Count lines, not occurrences: report how many lines in the records hold the string "name", and nothing else.

·····

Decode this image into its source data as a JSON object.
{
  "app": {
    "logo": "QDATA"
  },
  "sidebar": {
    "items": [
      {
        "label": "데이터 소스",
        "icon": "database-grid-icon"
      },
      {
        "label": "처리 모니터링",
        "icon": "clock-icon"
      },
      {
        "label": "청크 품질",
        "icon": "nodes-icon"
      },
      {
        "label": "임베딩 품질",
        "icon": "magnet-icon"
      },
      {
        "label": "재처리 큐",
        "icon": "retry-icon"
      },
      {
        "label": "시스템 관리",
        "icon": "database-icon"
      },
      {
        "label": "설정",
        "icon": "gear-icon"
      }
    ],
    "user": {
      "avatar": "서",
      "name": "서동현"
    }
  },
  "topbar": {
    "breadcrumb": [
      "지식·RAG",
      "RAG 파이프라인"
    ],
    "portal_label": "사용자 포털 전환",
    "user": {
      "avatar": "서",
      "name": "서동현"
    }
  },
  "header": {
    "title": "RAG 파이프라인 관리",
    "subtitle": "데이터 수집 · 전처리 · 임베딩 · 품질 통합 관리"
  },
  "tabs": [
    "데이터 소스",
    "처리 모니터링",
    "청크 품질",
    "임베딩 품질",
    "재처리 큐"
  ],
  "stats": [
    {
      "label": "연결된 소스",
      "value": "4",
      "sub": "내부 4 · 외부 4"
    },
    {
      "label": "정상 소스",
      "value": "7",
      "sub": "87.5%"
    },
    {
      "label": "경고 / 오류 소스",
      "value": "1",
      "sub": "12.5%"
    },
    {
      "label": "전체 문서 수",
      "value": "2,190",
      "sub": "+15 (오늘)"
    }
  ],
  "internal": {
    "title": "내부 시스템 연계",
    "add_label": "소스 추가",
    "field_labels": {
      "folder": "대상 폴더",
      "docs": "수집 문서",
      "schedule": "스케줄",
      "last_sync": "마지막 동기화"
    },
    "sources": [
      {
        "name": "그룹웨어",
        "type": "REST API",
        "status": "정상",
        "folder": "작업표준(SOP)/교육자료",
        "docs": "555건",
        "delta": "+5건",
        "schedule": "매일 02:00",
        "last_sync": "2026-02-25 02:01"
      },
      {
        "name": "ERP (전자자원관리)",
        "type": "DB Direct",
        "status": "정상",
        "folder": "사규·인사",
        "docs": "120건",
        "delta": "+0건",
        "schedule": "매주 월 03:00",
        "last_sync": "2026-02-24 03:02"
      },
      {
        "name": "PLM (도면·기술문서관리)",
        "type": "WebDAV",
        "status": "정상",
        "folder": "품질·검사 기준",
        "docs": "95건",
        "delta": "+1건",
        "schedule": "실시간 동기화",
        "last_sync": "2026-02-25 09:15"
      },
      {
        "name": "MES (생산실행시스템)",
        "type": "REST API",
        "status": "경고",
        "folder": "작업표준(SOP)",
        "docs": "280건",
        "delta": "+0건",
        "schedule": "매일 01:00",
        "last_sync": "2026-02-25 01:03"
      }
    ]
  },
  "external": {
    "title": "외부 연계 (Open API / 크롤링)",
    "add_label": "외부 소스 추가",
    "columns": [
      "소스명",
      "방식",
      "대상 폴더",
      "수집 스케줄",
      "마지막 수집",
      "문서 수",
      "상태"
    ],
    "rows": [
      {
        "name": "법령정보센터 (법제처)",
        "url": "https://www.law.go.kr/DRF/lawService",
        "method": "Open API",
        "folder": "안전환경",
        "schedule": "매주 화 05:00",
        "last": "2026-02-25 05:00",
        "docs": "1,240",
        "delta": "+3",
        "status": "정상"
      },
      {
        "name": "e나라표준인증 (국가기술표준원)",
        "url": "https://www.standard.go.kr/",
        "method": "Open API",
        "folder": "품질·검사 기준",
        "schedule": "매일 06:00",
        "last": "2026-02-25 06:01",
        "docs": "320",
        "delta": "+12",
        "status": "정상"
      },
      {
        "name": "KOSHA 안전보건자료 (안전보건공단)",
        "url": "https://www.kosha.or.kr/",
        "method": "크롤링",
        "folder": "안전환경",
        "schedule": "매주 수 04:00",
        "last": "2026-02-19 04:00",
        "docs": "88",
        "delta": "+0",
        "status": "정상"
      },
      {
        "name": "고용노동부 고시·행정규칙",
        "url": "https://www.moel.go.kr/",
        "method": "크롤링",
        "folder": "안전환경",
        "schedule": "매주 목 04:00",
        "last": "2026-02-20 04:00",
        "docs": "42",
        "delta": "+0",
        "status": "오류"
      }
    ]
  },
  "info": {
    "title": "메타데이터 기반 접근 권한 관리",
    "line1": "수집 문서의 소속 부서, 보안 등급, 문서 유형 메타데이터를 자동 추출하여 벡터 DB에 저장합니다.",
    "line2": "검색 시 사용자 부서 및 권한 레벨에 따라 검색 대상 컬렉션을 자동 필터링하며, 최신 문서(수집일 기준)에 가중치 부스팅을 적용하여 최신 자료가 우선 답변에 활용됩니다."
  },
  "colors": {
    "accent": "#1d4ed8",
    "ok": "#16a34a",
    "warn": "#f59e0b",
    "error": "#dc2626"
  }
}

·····

◆ Answer for this exercise: 10